University of Western Ontario. (2008, August 21). Codeine Not Safe For All Breastfeeding Moms And Their Babies. ScienceDaily. Retrieved August 1, 2014 from www.sciencedaily.com/releases/2008/08/080820162858.htm
University of Western Ontario. "Codeine Not Safe For All Breastfeeding Moms And Their Babies." ScienceDaily. www.sciencedaily.com/releases/2008/08/080820162858.htm (accessed August 1, 2014).

Share This




More Mind & Brain News

Friday, August 1, 2014

Featured Research

from universities, journals, and other organizations


Featured Videos

from AP, Reuters, AFP, and other news services

Dieting At A Young Age Might Lead To Harmful Health Habits

Dieting At A Young Age Might Lead To Harmful Health Habits

Newsy (July 30, 2014) Researchers say women who diet at a young age are at greater risk of developing harmful health habits, including eating disorders and alcohol abuse.
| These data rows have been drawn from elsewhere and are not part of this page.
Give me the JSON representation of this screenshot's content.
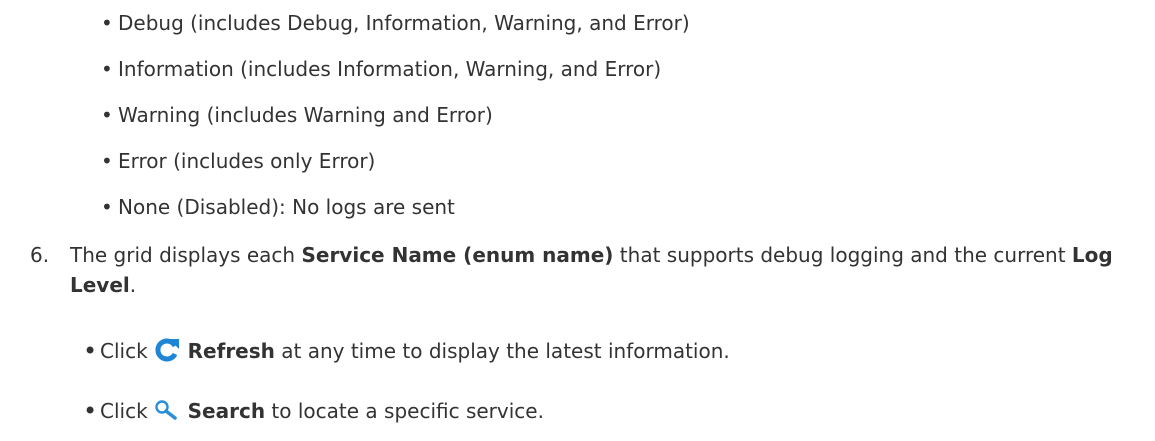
{
  "levels": [
    "Debug (includes Debug, Information, Warning, and Error)",
    "Information (includes Information, Warning, and Error)",
    "Warning (includes Warning and Error)",
    "Error (includes only Error)",
    "None (Disabled): No logs are sent"
  ],
  "step": {
    "number": "6.",
    "text_a": "The grid displays each ",
    "bold_a": "Service Name (enum name)",
    "text_b": " that supports debug logging and the current ",
    "bold_b": "Log Level",
    "text_c": "."
  },
  "actions": [
    {
      "prefix": "Click",
      "icon": "refresh-icon",
      "label": "Refresh",
      "suffix": " at any time to display the latest information."
    },
    {
      "prefix": "Click",
      "icon": "search-icon",
      "label": "Search",
      "suffix": " to locate a specific service."
    }
  ],
  "colors": {
    "icon_blue": "#1f86d6",
    "text": "#333333"
  }
}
Video provided by Newsy
Powered by NewsLook.com
It's Not Just Facebook: OKCupid Experiments With Users Too

It's Not Just Facebook: OKCupid Experiments With Users Too

Newsy (July 29, 2014) If you've been looking for love online, there's a chance somebody has been looking at how you're looking. Video provided by Newsy
Powered by NewsLook.com
How Your Face Can Leave A Good Or Bad First Impression

How Your Face Can Leave A Good Or Bad First Impression

Newsy (July 29, 2014) Researchers have found certain facial features can make us seem more attractive or trustworthy. Video provided by Newsy
Powered by NewsLook.com
Losing Sleep Leaves You Vulnerable To 'False Memories'

Losing Sleep Leaves You Vulnerable To 'False Memories'

Newsy (July 27, 2014) A new study shows sleep deprivation can make it harder for people to remember specific details of an event. Video provided by Newsy
Powered by NewsLook.com

Search ScienceDaily

Number of stories in archives: 140,361

Find with keyword(s):
Enter a keyword or phrase to search ScienceDaily for related topics and research stories.

Save/Print:
Share:

Breaking News:
from the past week

In Other News

... from NewsDaily.com

Science News

Health News

Environment News

Technology News



Save/Print:
Share:

Free Subscriptions


Get the latest science news with ScienceDaily's free email newsletters, updated daily and weekly. Or view hourly updated newsfeeds in your RSS reader:

Get Social & Mobile


Keep up to date with the latest news from ScienceDaily via social networks and mobile apps:

Have Feedback?


Tell us what you think of ScienceDaily -- we welcome both positive and negative comments. Have any problems using the site? Questions?
Mobile: iPhone Android Web
Follow: Facebook Twitter Google+
Subscribe: RSS Feeds Email Newsletters
Latest Headlines Health & Medicine Mind & Brain Space & Time Matter & Energy Computers & Math Plants & Animals Earth & Climate Fossils & Ruins